In response to our mail, they politely asked us NOT to report such incidents to them. Only after quoting their posted mission statement and questioning such an action did they finally agree to receive our mail.
CERT asks us to stop sending incident reports
I question their mail
I quote their web page and ask for clarification
CERT responds and changes their stance
Original Article: http://interactive.wsj.com/articles/SB987631116473064994.htm
Better copy: http://www.msnbc.com/news/561513.asp
Government's CERT Plans to Sell Early Warnings on Web Threats By TED BRIDIS and GLENN SIMPSON WASHINGTON -- One of the U.S. government's front-line defenses against cyber-sabotage will begin selling its early warnings about the latest Internet threats, something it used to share only with federal agencies. The shift comes as the taxpayer-funded CERT Coordination Center, formerly known as the Computer Emergency Response Team, joins a prominent electronics trade association to form a new "Internet Security Alliance." The effort, to be announced here Thursday, would distribute up-to-the-minute warnings to international corporations about cyber-threats, offer security advice and ultimately establish a seal program to certify the security of companies' computer networks. Companies would pay $2,500 to $70,000 annually, depending on their revenue, and in exchange would receive warnings about new Internet threats generally 45 days before anyone else. [snip..]
Under its new agreement, CERT would continue to provide those early confidential warnings to the Defense Department and the General Services Administration, but also would offer them to alliance members. CERT would continue to issue its free, public alerts after 45 days -- a practice that has drawn criticism because of the imposed delay.
Security is a game of windows; windows based on time. The window begins when a vulnerability is found and an exploit created, and ends for a given person/system when it is patched and resolved. CERT has consistantly demonstrated they enter the picture long after a vulnerability is discovered, even if made public on Bugtraq or another forum. Offering their advisories at the end of the window, typically at the same time as the vendor or third party is releasing theirs.
That in mind, consider what they are selling now: already dated information that is almost always public in some other fashion or forum. Unless CERT overhauls their advisories and provides more information, customers will receive belated vague details of a vulnerability the bad guys have known about for months and which might affect their network, with little or no practical information as to how to effectively guard against it.

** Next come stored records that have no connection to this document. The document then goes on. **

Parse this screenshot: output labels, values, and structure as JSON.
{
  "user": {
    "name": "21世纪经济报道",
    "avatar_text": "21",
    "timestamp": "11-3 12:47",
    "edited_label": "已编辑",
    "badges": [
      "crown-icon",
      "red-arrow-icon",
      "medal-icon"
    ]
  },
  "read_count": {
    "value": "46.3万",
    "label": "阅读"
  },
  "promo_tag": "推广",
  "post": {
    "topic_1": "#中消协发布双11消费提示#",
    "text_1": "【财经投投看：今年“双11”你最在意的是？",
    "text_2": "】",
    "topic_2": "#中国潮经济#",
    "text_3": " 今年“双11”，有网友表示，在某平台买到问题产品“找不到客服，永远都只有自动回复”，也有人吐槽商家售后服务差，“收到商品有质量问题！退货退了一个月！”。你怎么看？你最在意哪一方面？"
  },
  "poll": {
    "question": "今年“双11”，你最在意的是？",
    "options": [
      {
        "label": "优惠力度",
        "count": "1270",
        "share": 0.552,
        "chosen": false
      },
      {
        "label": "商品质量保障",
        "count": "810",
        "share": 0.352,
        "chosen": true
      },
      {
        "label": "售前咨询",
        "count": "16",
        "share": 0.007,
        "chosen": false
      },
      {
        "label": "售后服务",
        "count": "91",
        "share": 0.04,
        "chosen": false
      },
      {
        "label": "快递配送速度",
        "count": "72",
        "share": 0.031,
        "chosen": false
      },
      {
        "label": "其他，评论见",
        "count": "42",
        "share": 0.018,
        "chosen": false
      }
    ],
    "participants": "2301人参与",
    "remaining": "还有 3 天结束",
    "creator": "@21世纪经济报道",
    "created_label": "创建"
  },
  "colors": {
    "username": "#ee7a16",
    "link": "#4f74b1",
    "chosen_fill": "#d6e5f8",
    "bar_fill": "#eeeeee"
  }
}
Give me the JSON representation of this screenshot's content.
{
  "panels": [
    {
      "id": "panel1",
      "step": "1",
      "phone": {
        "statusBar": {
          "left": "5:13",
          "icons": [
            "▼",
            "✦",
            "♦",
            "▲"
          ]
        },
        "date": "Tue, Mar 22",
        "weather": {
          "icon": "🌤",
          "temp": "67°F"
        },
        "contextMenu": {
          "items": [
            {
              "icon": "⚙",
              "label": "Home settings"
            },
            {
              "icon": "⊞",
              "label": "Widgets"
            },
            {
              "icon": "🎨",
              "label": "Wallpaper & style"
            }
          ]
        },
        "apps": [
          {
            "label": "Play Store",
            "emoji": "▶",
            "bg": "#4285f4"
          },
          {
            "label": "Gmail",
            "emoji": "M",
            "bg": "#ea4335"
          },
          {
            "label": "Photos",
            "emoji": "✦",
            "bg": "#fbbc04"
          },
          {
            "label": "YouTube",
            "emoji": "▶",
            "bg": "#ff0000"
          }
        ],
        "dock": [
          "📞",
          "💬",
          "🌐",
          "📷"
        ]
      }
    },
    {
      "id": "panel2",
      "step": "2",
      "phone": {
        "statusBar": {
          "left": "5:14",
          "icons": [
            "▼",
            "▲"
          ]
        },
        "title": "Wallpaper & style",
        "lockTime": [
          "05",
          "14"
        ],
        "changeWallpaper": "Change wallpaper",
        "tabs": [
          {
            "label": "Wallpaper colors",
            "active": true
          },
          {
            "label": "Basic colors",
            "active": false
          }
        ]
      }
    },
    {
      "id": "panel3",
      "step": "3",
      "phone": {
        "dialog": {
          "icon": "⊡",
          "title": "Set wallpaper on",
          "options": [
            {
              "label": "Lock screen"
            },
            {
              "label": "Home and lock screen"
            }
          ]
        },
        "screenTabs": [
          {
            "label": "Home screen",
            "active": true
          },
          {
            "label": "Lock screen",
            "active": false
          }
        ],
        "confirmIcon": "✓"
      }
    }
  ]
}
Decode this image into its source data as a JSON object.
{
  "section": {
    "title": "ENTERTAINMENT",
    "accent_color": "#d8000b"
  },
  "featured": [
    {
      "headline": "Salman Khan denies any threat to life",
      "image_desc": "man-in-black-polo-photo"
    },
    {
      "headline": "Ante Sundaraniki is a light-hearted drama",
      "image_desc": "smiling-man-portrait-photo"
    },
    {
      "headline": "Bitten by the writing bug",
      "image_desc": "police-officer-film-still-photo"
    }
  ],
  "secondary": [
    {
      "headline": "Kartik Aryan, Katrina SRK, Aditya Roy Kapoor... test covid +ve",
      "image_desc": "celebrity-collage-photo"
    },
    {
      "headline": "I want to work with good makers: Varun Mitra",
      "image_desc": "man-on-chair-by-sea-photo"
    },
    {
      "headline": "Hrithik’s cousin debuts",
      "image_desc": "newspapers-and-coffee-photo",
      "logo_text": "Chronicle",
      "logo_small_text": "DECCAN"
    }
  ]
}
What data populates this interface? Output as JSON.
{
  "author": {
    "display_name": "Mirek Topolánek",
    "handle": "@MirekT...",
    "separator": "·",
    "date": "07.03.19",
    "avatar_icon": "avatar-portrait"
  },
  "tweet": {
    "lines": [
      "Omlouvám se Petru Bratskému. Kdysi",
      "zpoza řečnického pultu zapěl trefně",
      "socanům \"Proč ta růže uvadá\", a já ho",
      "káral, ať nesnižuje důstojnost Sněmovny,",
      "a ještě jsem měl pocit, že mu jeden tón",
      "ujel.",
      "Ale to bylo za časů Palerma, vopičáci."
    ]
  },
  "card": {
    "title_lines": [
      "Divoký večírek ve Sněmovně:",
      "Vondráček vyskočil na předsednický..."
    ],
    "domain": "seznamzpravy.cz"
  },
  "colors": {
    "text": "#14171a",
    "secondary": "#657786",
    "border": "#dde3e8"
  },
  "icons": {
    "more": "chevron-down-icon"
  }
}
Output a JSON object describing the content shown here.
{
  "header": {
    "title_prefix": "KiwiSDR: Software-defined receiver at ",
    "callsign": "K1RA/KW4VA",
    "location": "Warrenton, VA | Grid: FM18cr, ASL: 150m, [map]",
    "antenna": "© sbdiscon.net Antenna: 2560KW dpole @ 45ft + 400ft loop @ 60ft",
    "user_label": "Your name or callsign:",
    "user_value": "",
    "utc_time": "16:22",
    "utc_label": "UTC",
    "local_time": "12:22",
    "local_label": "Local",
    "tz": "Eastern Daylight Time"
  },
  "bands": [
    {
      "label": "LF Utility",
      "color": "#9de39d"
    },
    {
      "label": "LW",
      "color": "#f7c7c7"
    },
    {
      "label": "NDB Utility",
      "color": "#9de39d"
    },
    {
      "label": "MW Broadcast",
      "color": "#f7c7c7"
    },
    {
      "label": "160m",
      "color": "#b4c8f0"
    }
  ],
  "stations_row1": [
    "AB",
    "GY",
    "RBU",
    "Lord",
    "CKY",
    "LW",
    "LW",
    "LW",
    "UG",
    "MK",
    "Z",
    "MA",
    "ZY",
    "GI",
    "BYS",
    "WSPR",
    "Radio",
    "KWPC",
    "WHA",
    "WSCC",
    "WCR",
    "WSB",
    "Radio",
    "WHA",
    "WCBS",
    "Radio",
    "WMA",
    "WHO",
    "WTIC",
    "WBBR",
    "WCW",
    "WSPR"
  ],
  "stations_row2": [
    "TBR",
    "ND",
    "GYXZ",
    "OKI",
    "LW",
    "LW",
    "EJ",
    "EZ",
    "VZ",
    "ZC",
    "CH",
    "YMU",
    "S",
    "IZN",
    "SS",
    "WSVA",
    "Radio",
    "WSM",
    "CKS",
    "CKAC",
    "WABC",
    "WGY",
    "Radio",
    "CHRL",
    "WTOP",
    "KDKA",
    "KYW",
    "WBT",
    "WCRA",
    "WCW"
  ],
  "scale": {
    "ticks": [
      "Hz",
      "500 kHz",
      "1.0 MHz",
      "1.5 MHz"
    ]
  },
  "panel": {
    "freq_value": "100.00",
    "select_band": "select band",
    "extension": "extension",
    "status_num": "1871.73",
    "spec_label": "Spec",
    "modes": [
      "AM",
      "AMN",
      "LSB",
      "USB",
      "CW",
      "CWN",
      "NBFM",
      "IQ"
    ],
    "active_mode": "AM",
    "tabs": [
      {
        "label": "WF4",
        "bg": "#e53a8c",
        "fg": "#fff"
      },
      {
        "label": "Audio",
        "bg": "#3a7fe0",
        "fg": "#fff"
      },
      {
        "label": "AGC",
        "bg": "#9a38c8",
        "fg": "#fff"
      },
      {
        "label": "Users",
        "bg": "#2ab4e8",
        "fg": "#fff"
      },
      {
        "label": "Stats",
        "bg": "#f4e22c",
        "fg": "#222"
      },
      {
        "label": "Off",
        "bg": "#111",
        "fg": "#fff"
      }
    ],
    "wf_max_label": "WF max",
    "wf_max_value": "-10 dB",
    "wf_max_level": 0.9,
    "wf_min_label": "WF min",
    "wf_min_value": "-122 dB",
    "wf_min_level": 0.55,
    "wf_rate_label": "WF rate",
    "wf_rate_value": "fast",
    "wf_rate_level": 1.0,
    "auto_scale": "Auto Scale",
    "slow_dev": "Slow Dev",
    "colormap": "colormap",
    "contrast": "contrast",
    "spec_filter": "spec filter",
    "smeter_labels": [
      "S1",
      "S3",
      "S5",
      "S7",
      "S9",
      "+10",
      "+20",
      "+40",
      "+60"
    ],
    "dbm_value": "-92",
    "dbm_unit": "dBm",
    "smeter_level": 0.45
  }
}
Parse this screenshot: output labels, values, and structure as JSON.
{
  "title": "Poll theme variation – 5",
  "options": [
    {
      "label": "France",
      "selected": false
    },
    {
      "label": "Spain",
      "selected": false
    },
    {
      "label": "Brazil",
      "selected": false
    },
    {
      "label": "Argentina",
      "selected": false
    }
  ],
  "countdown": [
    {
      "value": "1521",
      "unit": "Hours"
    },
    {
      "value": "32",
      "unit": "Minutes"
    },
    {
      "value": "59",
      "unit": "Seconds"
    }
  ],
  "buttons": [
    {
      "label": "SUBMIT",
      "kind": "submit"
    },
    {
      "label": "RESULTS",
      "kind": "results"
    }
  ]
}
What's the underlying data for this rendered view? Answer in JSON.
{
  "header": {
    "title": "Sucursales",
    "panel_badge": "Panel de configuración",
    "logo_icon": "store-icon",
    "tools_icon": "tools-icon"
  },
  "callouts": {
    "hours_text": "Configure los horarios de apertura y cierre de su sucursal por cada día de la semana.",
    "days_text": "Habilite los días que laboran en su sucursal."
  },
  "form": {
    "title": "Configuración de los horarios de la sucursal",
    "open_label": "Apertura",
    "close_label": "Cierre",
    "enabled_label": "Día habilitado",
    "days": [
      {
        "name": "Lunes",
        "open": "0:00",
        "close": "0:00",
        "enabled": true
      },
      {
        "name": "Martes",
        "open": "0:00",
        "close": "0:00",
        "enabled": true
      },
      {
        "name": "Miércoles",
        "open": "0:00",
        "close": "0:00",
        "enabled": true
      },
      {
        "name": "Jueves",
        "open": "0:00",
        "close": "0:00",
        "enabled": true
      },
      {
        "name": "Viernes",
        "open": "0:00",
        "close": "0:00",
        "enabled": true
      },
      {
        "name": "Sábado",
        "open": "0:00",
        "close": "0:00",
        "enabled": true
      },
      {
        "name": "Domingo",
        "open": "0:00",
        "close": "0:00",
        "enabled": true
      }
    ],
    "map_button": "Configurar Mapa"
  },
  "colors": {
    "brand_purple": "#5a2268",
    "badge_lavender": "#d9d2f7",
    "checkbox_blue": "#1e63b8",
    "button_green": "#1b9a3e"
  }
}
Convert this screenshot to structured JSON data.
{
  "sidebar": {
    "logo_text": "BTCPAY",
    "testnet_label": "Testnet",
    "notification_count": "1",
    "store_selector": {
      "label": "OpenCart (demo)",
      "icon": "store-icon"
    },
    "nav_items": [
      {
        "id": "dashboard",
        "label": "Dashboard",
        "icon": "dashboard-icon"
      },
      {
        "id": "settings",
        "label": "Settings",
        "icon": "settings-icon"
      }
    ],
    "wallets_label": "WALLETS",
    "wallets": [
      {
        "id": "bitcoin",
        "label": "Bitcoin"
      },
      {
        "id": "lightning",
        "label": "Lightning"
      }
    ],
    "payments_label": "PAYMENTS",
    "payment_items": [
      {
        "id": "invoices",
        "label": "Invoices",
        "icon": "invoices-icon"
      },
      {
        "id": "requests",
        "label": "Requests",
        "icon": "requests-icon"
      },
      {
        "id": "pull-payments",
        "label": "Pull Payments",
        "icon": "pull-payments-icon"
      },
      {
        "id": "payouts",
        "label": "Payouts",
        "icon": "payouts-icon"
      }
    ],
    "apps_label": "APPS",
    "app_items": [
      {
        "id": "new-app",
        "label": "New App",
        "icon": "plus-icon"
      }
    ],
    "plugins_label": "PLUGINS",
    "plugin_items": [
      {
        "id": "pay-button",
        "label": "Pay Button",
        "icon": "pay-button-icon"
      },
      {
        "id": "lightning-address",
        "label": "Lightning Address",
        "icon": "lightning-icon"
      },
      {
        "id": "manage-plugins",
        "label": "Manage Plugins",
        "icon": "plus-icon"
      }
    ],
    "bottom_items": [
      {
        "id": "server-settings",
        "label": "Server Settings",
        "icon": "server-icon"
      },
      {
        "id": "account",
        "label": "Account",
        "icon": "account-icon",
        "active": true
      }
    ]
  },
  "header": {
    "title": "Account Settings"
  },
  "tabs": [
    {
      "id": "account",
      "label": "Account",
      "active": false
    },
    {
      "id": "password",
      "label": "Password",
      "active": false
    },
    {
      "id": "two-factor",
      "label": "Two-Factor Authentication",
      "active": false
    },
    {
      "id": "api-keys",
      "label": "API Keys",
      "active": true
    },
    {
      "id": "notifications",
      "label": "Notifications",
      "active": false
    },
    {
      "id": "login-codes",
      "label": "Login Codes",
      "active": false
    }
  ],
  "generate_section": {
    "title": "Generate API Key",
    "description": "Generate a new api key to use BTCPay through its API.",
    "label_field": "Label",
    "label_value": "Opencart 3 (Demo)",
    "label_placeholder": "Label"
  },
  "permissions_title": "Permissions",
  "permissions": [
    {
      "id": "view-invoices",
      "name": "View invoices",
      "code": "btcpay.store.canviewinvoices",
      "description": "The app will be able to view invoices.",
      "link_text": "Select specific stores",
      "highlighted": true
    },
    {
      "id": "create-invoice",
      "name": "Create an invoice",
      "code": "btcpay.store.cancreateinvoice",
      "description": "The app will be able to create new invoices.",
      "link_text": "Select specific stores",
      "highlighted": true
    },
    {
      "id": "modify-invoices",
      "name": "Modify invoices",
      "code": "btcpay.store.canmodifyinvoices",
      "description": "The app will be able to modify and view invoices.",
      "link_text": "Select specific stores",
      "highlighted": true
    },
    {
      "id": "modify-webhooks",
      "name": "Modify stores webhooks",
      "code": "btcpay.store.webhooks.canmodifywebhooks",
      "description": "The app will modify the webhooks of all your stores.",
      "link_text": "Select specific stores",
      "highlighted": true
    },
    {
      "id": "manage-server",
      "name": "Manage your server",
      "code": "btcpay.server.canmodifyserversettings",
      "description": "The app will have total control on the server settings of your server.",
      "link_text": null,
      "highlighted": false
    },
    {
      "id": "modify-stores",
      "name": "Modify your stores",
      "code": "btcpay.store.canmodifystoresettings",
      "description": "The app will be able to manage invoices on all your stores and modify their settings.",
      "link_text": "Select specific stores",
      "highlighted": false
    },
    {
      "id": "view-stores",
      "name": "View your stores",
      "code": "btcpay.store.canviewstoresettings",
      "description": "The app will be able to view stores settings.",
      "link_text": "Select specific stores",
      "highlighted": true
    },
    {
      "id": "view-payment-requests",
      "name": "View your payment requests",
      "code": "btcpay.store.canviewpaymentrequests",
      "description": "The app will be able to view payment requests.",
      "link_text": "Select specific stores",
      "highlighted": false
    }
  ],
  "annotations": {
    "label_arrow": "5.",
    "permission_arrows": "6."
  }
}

Copyright 2001 by Brian Martin. Permission is granted to quote, reprint or redistribute provided the text is not altered, and appropriate credit is given. Images copyright 2001 by Kiera Wooley.